There’s a new club in town: The 1000, which uses sales verification to recognize the crème de la crème among travel advisors. As its name suggests, when at its most robust, the club will represent the top 1,000 agents who apply.
“There’s a lot of noise in the market, and there are some absolutely phenomenal advisors who deserve to be recognized for their own merit, not just exclusively for the agency that they work with, or for the consortia that they’re a part of, but for their own individual accomplishments and achievements,” said Jeff Sirota, co-founder of The 1000. “We are creating a community of the world’s top travel advisors.”
Once recognized, the agents will be able to display their status to clients. Eventually, the founders plan to add a category of suppliers to connect members with.
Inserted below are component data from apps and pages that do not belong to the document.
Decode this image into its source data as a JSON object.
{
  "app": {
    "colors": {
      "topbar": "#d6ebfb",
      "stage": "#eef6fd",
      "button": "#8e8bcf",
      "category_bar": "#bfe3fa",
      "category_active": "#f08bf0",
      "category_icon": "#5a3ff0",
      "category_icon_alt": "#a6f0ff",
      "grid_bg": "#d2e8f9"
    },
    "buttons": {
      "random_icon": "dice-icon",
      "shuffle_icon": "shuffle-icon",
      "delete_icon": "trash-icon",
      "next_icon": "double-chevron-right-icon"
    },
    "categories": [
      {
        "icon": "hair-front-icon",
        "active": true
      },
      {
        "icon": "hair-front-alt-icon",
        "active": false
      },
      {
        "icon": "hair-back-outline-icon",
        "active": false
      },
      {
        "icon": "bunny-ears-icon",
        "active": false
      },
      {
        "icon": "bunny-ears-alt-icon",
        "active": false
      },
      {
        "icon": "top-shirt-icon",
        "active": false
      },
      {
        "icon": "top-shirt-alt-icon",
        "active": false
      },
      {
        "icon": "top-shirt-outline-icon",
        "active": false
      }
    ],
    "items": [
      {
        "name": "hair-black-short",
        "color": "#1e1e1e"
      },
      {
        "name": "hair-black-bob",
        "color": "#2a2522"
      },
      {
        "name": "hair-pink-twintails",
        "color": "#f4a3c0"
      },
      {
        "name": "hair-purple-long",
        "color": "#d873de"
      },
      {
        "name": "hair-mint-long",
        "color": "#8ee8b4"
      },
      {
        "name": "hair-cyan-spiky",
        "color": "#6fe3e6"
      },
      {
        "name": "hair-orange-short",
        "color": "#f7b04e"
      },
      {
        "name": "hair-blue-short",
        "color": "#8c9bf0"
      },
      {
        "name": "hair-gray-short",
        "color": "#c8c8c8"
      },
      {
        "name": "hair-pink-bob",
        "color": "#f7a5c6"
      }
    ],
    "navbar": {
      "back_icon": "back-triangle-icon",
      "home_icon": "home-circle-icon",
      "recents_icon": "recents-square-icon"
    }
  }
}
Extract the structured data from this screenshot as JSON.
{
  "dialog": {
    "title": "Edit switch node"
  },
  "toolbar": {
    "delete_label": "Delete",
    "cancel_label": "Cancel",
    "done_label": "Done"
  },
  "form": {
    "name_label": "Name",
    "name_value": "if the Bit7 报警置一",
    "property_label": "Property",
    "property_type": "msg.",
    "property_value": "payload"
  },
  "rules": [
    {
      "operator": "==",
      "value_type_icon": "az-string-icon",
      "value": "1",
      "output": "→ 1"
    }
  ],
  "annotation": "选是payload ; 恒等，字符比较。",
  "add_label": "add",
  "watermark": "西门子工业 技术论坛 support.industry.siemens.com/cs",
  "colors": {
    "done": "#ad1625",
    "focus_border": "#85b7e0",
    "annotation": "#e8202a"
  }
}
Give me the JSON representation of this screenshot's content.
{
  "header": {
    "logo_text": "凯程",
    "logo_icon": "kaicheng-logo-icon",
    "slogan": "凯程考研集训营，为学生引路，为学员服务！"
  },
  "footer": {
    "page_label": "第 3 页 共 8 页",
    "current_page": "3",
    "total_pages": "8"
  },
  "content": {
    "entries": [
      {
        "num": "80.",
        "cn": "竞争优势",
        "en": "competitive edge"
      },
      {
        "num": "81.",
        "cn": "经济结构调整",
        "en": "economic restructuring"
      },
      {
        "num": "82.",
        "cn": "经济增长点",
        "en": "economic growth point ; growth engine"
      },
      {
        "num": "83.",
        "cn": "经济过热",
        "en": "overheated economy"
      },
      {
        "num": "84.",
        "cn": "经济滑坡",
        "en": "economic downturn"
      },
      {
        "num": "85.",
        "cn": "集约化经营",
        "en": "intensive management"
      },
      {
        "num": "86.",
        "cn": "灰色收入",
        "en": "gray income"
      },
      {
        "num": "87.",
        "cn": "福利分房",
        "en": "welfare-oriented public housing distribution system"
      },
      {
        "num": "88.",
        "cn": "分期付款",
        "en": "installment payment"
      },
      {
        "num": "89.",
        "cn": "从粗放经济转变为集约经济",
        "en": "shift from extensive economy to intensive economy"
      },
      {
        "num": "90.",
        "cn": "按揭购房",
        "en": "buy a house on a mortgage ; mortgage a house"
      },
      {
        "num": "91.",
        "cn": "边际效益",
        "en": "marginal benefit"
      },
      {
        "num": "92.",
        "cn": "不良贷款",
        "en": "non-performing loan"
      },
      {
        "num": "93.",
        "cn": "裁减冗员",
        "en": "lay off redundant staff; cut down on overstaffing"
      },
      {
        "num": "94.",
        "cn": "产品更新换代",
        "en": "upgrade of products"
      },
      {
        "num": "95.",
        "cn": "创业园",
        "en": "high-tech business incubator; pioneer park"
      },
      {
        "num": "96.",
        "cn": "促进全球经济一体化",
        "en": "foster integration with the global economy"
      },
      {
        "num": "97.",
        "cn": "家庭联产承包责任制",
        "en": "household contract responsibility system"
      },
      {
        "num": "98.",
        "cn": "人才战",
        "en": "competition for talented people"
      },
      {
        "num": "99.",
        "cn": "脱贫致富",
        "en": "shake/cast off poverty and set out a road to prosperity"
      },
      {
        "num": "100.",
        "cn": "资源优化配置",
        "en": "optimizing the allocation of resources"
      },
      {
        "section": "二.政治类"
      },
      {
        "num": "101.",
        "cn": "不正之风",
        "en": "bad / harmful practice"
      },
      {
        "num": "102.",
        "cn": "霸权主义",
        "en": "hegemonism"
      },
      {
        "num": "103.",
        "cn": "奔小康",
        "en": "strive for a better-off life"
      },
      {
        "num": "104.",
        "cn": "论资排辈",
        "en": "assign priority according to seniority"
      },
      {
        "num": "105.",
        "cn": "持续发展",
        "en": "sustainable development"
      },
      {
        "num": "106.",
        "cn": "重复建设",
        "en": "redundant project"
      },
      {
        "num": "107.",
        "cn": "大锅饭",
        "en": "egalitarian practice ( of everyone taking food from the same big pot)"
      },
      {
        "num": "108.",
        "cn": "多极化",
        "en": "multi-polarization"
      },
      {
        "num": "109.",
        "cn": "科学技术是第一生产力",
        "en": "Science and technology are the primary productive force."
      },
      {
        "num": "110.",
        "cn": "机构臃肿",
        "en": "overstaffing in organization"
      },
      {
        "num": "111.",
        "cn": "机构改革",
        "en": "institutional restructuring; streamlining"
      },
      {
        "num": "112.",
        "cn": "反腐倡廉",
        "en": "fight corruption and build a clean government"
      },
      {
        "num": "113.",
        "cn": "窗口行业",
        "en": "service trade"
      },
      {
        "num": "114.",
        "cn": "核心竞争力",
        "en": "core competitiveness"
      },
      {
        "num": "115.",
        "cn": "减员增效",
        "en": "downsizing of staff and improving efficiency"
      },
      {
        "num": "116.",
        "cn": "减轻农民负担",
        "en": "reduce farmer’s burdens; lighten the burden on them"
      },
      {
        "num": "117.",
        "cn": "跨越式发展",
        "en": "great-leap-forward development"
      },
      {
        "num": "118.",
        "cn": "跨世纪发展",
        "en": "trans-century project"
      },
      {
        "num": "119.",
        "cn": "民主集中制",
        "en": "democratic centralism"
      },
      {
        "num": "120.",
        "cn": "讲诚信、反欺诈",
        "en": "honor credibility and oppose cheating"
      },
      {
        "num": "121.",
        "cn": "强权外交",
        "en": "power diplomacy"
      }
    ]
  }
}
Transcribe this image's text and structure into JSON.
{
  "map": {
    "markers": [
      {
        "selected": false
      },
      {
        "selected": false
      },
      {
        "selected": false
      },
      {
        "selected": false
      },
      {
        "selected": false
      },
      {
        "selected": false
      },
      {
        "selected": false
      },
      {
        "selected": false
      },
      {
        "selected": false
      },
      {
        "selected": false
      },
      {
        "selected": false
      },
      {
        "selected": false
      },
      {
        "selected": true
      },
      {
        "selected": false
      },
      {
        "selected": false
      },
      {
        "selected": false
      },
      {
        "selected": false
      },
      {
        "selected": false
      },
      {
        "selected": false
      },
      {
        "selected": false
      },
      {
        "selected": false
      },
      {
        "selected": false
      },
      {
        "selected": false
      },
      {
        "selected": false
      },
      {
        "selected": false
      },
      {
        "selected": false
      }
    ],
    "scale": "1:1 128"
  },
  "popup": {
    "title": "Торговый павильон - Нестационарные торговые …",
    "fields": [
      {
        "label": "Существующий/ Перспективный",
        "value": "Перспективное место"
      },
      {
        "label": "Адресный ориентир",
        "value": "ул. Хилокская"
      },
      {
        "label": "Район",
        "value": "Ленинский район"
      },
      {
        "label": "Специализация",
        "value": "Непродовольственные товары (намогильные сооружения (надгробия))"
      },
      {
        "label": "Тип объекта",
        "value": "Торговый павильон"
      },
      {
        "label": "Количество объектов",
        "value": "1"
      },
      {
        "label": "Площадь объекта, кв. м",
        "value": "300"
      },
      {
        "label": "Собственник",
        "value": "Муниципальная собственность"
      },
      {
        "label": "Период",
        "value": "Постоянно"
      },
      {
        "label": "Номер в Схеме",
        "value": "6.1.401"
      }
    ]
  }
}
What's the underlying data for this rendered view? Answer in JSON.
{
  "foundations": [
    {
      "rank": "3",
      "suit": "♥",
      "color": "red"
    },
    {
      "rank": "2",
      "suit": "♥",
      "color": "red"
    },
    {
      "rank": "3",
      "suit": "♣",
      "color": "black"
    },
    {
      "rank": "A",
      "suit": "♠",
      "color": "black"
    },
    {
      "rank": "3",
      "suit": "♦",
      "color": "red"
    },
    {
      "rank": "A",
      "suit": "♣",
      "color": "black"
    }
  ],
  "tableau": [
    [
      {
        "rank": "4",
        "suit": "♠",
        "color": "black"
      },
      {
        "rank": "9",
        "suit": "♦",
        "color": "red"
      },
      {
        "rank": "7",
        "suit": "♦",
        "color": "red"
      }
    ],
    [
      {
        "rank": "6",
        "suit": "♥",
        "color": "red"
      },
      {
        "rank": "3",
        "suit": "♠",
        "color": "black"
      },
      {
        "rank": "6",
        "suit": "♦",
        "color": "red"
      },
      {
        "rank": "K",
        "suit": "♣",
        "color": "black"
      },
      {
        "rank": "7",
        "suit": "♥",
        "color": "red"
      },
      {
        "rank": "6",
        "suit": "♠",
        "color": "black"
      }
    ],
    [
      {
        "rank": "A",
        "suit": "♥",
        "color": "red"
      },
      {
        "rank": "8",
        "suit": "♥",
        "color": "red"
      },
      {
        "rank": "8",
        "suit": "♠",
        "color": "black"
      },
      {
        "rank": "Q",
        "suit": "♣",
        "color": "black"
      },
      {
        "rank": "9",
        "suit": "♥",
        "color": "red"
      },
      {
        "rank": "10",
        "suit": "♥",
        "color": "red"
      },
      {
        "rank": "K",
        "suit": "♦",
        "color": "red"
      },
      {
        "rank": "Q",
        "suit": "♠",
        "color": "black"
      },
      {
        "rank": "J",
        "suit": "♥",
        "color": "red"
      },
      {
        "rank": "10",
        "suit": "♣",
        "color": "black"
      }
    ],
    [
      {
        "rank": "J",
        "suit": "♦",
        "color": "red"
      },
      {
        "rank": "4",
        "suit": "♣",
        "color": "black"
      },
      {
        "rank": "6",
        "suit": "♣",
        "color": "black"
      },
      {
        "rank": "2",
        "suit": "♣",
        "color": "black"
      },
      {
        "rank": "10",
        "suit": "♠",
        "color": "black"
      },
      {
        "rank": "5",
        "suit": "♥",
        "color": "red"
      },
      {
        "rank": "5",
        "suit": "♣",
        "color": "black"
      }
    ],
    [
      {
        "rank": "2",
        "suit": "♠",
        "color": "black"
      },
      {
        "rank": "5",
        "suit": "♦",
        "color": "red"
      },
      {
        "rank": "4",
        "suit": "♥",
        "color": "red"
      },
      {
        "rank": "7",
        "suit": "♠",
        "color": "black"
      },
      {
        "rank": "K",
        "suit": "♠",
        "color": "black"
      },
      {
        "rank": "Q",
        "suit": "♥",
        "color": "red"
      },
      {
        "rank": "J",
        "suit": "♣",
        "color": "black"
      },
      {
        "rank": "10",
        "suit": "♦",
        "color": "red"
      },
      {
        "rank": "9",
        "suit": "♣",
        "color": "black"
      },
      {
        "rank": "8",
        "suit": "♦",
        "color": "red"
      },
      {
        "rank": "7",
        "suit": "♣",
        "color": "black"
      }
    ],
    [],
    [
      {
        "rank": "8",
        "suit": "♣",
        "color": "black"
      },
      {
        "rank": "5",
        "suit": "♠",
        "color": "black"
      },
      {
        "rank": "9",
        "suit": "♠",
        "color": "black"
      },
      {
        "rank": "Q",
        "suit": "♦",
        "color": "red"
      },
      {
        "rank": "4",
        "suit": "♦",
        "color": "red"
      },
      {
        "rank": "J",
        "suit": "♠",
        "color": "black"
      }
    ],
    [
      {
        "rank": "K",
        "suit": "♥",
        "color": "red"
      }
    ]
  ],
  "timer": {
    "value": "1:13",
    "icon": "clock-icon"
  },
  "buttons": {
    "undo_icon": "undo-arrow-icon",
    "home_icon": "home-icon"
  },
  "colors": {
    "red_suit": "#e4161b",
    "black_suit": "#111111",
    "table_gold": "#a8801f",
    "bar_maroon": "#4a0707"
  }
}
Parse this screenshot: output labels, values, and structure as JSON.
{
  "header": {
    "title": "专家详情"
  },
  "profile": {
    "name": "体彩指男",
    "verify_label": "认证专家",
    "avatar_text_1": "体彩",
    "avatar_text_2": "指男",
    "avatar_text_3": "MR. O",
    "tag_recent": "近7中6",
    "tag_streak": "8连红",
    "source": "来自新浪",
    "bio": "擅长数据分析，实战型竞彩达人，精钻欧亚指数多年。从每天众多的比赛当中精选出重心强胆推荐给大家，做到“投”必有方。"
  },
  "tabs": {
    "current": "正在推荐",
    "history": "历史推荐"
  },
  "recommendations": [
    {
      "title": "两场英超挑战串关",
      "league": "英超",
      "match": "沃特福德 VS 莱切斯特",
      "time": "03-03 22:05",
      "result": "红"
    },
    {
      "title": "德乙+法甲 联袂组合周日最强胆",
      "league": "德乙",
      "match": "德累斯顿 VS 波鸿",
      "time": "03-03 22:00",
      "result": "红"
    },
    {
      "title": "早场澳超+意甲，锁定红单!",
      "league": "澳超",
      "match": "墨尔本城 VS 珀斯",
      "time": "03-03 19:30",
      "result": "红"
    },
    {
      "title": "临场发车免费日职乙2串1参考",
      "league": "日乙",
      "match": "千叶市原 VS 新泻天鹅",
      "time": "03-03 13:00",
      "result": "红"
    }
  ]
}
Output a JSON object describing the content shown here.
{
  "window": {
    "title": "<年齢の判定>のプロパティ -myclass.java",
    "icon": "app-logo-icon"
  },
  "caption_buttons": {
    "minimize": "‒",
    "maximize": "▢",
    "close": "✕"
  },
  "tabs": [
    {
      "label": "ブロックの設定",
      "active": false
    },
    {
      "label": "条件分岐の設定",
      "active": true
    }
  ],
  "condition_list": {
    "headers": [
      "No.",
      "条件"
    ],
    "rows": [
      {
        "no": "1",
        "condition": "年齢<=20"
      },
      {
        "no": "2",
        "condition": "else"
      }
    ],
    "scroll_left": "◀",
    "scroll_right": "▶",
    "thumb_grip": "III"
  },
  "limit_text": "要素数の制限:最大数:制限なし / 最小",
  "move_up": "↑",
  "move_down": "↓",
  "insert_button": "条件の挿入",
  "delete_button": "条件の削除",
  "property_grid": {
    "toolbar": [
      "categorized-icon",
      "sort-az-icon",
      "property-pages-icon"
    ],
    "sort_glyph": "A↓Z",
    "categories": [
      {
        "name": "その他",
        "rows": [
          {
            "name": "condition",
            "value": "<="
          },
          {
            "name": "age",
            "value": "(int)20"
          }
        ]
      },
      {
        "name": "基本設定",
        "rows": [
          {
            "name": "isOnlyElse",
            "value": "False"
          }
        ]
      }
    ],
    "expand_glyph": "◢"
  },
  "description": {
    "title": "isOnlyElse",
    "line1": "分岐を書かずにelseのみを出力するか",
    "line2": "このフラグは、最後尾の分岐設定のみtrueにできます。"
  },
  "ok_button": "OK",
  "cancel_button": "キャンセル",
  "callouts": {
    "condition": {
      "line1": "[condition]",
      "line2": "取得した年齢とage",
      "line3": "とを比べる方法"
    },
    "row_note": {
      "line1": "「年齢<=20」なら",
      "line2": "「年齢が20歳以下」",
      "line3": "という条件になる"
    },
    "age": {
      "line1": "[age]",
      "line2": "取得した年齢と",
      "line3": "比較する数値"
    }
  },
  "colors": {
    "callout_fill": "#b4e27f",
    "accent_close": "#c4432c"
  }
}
Sirota founded The 1000 with Tim Morgan, who, like him, comes from within the industry. Sirota is currently a partner at J.MAK, a hospitality representation company, and was formerly an advisor with a Virtuoso agency, vice president of sales at Small Luxury Hotels of the World and worked in supplier relations for Protravel in New York.
Morgan was previously a director with Virtuoso in Canada and a vice president at Travel Professionals International in Canada.
Their collective experience, both on the supplier and agency sides, led them to notice something the industry lacked: a supplier-, agency- and consortia-agnostic body that would recognize advisors after verifying their production.
“What we have aimed to do with The 1000 is to work alongside agencies and complement what they’re already doing internally on the agency level to recognize their advisors,” Sirota said.
It is free to apply, and there are no membership fees. Applicants are asked to divulge the suppliers they book, their business mix and to give permission to The 1000 to verify sales with their agency. The data agents supply is never shared, Sirota said, and only he and Morgan can access it.
That component, verified sales, is what attracted John Oberacker, owner of Eden For Your World in Long Beach, Calif., to apply to The 1000.
“What appealed to me was that it was verifying sales, and you actually had to show that you are selling, that you’re a good travel agent, that you produce,” Oberacker said.
The 1000 recently verified its first tranche of advisors, with Oberacker among the nearly 250 agents. The 1000 received more than 1,000 applications representing over $2 billion in annual sales, with applicants coming from more than 400 agencies and 337 countries. They averaged annual sales of $2.3 million.
Of the accepted group, sales per advisor averaged $3.1 million, with a minimum of $1.5 million. The highest-producing agents maxed out at $12 million-plus in annual sales.
While the eventual goal is 1,000 total members, it may be followed by other categories such as the top 1,000 by region or annual growth. While the club grows its ranks, applications are being accepted for the remainder of the year, but in the future there will be a one-time annual application process.
Membership has its benefits
The 1000 isn’t publicly sharing its list of members. Instead, Sirota said, verified agents are given a badge denoting their membership status that can be used for marketing purposes, in email signatures, on social media and more.
Sirota hopes to build a community among members and offer opportunities like global meetings or events.
Eventually, such extras would be unlocked by a small membership fee, but those details are still being developed.
Suppliers will also be incorporated as partners and connected with member agents.
Cindy Ducasse, a Toronto-based affiliate of TTI Travel, is a member of The 1000’s advisor committee (she is also a member of The 1000). She has been involved since the club’s inception, and she believes it will be an important group for independently vetting agents. She particularly thinks it will be helpful to suppliers looking to connect with top agents.
Thus far, the support The 1000 has received from advisors to agency executives to consortia has been bolstering, Sirota said.
“Everybody’s been going through a difficult couple of years,” he said. “And now all of a sudden, we’re sitting here creating something that allows advisors to be recognized for their own individual merit, and it’s been really well received. We’re excited for where this can go, and I think this is just the start.”